The DOL’s Proposed Rule includes:

  • Increasing the salary threshold for workers to qualify for one of the exemptions to $679 per week ($35,308 annually)—a substantial increase from the current salary level of $455 per week ($23,660 annually), which was set in 2004;
  • Updating the annual minimum compensation for highly compensated employees from $100,000 to $147,414; and
  • Allowing employers to use nondiscretionary bonuses and incentive payments (including commissions) that are paid annually or more frequently to satisfy up to 10 percent of the standard salary level. This payment may be made during the course of the year or, if needed, in one final payment during the next pay period after the end of the year, but will count only toward the prior year’s salary.

While the Proposed Rule does not provide for automatic periodic updates—previously a topic of debate—the DOL indicated that it intends to propose increases to the threshold every four years.

The Proposed Rule reads as a compromise from the current thresholds and the thresholds the Obama administration proposed in 2016—$47,476 (for the salary minimum) and $134,004 (for the “highly compensated employee” annual minimum). The DOL indicated that it expects the proposed changes to impact more than one million employees.

The Proposed Rule does not require employers to take any action at this point. Instead, the Proposed Rule must follow the federal rulemaking process, including a 60-day period for public comment, followed by an additional period during which the DOL will digest the comments and decide whether to make any changes. While this process unfolds, employers should consider the following steps—many of which employers may already have undertaken in connection with the 2016 changes:

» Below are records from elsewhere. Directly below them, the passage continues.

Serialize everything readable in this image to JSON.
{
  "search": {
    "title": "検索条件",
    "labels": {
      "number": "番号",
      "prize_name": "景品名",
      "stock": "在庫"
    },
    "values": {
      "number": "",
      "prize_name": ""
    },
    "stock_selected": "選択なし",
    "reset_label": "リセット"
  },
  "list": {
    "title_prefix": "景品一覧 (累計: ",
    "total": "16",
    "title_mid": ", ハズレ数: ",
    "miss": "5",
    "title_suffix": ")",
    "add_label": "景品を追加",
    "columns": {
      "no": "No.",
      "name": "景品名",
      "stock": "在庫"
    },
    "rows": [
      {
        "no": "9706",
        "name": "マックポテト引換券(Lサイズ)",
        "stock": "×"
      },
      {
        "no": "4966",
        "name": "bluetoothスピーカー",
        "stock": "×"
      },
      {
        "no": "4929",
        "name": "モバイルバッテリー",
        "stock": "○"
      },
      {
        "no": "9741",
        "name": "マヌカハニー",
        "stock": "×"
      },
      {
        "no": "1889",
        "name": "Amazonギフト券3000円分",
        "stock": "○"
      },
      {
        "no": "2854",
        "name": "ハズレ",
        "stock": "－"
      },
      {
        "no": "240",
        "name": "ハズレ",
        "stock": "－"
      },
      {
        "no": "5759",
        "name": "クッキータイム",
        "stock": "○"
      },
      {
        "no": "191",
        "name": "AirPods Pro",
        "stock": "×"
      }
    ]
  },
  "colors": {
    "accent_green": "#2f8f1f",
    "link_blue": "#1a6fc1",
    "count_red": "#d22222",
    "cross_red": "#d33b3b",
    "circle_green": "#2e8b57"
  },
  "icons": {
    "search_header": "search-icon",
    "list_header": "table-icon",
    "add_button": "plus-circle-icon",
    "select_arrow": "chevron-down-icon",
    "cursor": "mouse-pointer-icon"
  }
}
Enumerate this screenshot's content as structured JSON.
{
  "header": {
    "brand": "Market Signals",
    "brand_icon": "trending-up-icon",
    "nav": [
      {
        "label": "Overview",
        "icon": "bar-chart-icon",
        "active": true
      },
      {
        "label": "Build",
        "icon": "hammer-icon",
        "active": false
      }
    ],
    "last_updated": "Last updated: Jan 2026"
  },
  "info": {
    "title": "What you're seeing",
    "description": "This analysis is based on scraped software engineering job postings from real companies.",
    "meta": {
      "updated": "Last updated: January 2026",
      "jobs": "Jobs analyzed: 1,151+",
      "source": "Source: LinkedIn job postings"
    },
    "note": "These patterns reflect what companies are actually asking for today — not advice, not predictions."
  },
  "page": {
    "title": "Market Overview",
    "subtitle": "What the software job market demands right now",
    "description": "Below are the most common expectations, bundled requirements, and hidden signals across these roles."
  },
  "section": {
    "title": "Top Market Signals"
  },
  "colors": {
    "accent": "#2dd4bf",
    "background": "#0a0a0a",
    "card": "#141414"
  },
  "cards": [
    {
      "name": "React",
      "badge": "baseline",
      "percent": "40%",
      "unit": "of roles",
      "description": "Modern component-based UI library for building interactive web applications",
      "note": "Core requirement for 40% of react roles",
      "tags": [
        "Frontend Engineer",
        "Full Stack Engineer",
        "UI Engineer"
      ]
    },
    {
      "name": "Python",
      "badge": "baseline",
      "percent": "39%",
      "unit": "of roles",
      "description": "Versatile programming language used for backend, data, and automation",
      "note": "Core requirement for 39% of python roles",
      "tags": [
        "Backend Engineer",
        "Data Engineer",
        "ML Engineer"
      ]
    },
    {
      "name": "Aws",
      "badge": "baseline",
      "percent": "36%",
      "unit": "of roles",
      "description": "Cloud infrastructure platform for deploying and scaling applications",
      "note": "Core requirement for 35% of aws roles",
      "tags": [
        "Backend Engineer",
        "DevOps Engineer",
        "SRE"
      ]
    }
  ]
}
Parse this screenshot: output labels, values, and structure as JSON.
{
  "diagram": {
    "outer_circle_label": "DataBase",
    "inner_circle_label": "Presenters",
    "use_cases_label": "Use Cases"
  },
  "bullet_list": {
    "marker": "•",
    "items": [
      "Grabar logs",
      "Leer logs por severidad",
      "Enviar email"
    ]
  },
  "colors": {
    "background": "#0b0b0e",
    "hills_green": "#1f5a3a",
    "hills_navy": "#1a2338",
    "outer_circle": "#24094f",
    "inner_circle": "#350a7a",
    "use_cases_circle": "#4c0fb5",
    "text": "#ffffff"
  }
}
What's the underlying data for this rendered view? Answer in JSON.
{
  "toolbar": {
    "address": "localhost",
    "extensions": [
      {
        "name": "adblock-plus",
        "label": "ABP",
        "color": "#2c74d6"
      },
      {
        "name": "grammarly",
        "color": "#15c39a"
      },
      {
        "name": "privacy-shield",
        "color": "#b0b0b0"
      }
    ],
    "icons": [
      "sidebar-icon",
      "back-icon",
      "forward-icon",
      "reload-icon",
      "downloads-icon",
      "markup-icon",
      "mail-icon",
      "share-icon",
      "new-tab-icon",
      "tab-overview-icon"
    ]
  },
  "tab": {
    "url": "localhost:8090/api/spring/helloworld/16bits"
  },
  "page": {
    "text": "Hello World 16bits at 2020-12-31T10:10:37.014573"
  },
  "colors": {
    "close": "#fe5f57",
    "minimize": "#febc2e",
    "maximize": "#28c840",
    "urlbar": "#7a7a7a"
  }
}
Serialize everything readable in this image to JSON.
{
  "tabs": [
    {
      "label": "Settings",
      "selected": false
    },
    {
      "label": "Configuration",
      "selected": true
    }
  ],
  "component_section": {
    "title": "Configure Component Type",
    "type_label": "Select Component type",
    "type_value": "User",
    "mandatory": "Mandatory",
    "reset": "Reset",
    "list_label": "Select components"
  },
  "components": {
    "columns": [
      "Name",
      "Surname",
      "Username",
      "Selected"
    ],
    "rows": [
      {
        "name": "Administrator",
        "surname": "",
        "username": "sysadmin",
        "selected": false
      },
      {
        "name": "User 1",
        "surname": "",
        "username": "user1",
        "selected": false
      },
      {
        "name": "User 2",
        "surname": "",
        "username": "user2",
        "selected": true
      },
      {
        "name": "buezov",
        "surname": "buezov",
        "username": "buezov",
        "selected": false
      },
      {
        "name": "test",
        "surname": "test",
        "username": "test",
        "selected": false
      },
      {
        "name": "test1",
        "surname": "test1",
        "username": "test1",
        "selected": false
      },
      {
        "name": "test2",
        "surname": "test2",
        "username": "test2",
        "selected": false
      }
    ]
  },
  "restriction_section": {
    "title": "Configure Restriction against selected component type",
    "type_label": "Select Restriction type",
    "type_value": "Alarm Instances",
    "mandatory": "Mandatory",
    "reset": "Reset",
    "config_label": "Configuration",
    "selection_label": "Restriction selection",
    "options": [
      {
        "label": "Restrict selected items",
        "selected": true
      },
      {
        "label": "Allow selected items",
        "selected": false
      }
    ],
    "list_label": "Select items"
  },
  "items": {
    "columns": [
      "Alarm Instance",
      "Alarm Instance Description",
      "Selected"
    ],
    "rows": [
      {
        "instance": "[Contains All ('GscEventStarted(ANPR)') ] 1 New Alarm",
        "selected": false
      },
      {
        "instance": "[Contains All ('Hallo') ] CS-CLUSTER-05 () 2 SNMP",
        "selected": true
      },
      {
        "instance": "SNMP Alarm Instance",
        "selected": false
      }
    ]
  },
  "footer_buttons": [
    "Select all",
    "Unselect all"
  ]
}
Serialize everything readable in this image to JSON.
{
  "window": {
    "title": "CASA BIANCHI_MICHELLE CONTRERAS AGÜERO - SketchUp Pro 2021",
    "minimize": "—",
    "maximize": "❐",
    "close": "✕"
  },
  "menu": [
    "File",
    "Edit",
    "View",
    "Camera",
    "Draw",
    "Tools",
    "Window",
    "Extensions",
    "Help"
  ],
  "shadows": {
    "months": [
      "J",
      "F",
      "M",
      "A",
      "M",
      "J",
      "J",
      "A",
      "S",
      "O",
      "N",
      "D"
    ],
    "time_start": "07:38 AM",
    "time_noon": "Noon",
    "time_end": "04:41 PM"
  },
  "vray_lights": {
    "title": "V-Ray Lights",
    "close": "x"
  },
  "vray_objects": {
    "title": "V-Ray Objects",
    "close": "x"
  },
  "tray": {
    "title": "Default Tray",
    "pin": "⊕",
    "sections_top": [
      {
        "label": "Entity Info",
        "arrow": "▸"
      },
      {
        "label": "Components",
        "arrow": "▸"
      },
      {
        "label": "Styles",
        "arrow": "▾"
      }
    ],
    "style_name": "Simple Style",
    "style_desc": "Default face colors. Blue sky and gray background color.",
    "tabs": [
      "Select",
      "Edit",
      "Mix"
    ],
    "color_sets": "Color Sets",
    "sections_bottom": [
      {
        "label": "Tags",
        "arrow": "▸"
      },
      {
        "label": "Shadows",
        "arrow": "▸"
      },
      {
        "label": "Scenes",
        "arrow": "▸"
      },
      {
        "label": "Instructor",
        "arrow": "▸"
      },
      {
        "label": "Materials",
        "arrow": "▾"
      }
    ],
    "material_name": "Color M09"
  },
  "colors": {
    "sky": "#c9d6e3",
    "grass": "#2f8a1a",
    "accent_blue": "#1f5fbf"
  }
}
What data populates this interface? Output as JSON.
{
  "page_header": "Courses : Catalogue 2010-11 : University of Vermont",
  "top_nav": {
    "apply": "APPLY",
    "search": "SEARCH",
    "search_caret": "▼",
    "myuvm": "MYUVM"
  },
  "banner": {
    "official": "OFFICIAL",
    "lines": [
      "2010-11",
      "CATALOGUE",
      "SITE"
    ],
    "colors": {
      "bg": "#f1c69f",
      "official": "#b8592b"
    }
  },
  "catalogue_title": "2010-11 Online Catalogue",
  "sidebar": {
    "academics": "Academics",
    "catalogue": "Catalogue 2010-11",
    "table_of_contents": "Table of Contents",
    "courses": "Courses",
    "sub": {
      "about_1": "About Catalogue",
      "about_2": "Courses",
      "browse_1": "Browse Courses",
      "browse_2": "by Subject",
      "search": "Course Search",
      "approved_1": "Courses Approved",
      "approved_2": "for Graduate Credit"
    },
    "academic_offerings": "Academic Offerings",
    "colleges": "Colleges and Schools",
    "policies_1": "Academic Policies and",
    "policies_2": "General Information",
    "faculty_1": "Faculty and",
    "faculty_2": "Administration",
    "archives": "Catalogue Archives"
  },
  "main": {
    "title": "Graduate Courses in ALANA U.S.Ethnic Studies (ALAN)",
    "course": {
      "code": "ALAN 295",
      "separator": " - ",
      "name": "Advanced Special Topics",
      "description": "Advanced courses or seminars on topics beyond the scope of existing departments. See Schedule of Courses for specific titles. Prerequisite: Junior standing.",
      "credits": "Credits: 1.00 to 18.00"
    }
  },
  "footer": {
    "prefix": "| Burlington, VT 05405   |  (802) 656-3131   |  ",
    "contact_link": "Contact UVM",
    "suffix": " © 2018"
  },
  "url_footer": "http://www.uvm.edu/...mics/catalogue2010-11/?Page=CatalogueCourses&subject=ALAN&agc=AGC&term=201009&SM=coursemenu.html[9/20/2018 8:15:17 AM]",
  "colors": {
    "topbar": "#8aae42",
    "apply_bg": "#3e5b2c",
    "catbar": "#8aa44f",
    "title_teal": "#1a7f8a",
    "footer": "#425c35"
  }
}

  • Examine pay practices to identify whether any currently exempt employees might lose that status if the proposed salary thresholds are adopted;
  • Consider whether to increase the salaries of affected employees to preserve their exempt status and/or reclassify them as non-exempt;
  • Examine pay practices to confirm that non-exempt employees continue to meet the duties test (which is not changing, but remains essential to exempt status); and
  • Consider whether to submit comments to the DOL expressing opinions regarding possible changes to the Proposed Rule.
  1. In November 2016, U.S. District Judge Amos Mazzant blocked the rule from taking effect, finding that the DOL had overstepped its authority by increasing the salary limit so dramatically and by basing the exemption exclusively on salary. On November 6, 2017, the U.S. Court of Appeals for the Fifth Circuit held the appeal in abeyance pending further rulemaking regarding a revised salary threshold. With the 2016 rule enjoined, the DOL has consistently enforced the 2004 level throughout the last 15 years.